The raison d'etre of this website is to provide you with hard scientific information which may help you make informed decisions in your quest for health (so far I have blogged concise summaries of over 1,500 scientific studies and have had three books published).

My research is mainly focused on the effects of cholesterol, saturated fat and statin drugs on health. If you know anyone who is worried about their cholesterol levels and heart disease, or has been told to take statin drugs you could send them a link to this website, and to my statin or cholesterol or heart disease books.

David Evans

Independent Health Researcher

Sunday, 17 April 2016

"Recovered" unpublished data reveals that lowering cholesterol levels increase the risk of death by 22%

This study was published in the BMJ 2016 Apr 12;353:i1246

Study title and authors:
Re-evaluation of the traditional diet-heart hypothesis: analysis of recovered data from Minnesota Coronary Experiment (1968-73).
Ramsden CE, Zamora D, Majchrzak-Hong S, Faurot KR, Broste SK, Frantz RP, Davis JM, Ringel A, Suchindran CM, Hibbeln JR.
USA Department of Physical Medicine and Rehabilitation, Program on Integrative Medicine, University of North Carolina, Chapel Hill, NC, USA

This study can be accessed at:

The objective of this study was to review the findings (by analysing unpublished "recovered" data from the original study investigators) of the Minnesota Coronary Experiment. The Minnesota Coronary Experiment was a double blinded, parallel group, randomized controlled dietary intervention trial conducted between 1968 - 1973, and was to designed to prove that increasing the polyunsaturated fat, (linoleic acid), and decreasing saturated fat in the diet would reduce cardiovascular events and deaths.
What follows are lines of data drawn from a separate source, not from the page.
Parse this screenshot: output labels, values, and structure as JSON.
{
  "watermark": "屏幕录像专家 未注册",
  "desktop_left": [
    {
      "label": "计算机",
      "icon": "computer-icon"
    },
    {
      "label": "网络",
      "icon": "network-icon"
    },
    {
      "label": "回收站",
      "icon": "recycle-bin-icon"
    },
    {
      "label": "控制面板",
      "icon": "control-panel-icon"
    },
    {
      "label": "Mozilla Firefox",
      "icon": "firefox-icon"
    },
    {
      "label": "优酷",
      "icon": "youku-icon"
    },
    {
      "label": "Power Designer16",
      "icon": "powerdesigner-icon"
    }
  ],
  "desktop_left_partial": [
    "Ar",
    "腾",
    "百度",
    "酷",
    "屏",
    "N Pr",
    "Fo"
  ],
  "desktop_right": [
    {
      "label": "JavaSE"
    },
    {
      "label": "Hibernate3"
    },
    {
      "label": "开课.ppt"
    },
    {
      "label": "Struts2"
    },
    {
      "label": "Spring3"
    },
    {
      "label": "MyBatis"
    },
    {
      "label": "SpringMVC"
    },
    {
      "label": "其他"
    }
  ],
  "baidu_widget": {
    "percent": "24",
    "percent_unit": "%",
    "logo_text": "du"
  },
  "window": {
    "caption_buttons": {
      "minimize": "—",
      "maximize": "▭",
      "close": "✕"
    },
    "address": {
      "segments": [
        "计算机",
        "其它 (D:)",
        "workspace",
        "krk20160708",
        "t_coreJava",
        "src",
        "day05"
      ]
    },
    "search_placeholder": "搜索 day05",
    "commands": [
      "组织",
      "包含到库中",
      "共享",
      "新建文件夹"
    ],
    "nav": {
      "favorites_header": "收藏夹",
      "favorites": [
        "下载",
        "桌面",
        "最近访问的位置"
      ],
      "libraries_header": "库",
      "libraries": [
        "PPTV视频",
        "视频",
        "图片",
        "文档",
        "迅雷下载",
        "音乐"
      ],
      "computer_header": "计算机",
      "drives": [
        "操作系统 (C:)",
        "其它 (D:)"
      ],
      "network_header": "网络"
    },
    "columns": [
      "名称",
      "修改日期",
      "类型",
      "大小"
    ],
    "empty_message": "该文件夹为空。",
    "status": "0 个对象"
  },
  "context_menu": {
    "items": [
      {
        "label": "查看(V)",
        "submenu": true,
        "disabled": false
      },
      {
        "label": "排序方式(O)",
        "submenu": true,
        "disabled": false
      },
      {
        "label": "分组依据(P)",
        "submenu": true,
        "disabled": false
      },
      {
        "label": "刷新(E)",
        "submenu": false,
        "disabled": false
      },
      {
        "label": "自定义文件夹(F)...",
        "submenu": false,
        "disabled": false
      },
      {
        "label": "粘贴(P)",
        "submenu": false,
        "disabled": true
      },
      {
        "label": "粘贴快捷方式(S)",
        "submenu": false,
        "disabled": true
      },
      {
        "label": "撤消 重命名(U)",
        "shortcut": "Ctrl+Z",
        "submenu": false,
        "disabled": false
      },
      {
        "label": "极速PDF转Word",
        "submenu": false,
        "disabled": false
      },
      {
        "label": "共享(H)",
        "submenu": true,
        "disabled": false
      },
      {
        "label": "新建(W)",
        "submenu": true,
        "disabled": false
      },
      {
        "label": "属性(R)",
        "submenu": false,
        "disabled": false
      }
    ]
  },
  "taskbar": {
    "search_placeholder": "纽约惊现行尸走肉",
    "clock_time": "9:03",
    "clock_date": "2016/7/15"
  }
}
It was the largest (9,570 participants, aged 20-97 years) and perhaps the most rigorously executed dietary trial of cholesterol lowering by replacement of saturated fat with vegetable oil rich in linoleic acid.

In the study participants were recruited from mental hospitals or nursing homes in the Minnesota area. They were divided into two groups:
(1) The intervention diet group had their dietary saturated fat cut in half (from 18.5% to 9.2% of calories) and their polyunsaturated linoleic fat intake massively increased from 3.4% to 13.2% of calories (a 280% increase).
(2) The control diet group did not change their saturated fat intake but did increase polyunsaturated linoleic acid intake from 3.4% to 4.7% of calories.

The "recovered" data, included previously unpublished records of serum cholesterol and autopsy reports and an extensive collection of study documents.

Using the "recovered" data the study found:
(i) The intervention group had significant reduction in cholesterol levels of 13.8%.
(ii) The control group had a small reduction in cholesterol levels of 1%.
(iii) A 30 mg/dL (0.78 mmol/L) decrease in cholesterol levels was associated with 22% higher risk of death from any cause.
(iv) Autopsy reports showed that participants in the intervention diet group had a 90% increased risk of a heart attack compared to participants in the control diet group. 

The researchers also did a systematic review of the scientific literature and identified five randomized controlled trials that provided vegetable oil(s) rich in linoleic acid in place of saturated fat. These five trials included 10,808 participants. The average change in cholesterol levels in the course of the randomized controlled trials ranged from 7.8% to 13.8% lower in the intervention versus control groups.

The review of the five trials found:
(v) Those in the (low cholesterol) intervention groups had a 13% increased risk of death from coronary heart disease compared to those in the higher cholesterol control groups.
(vi) Those in the (low cholesterol) intervention groups had a 7% increased risk of death from all causes compared to those in the higher cholesterol control groups. 

The above investigators also "recovered" unpublished data from the Sydney Diet Heart Study (1966-73) where the results of the trial was not fully reported. Ramsden commented: "Our recovery and 2013 publication of previously unpublished data from the Sydney Diet Heart Study (SDHS, 1966-73) belatedly showed that replacement of saturated fat with vegetable oil rich in linoleic acid significantly increased the risks of death from coronary heart disease and all causes, despite lowering serum cholesterol."

Critical points arise from this study:
(1) Key findings from landmark randomized controlled trials including the Sydney Diet Heart Study and the Minnesota Coronary Experiment were not fully published.
(2) Participants who had greater reductions in cholesterol levels had a higher, rather than lower, risk of death.

The question must be asked: "Why did the original investigators suppress this information?"

Is it because the results of the studies were clearly at odds with their beliefs?

Ramsden concluded: "It is interesting to speculate whether complete publication of randomized controlled trial results might have altered key policy decisions promoting replacement of saturated fat with linoleic acid rich oils (such as the 1977 McGovern report and National Cholesterol Education Program (1984-85) or contributed to a shift in research priorities."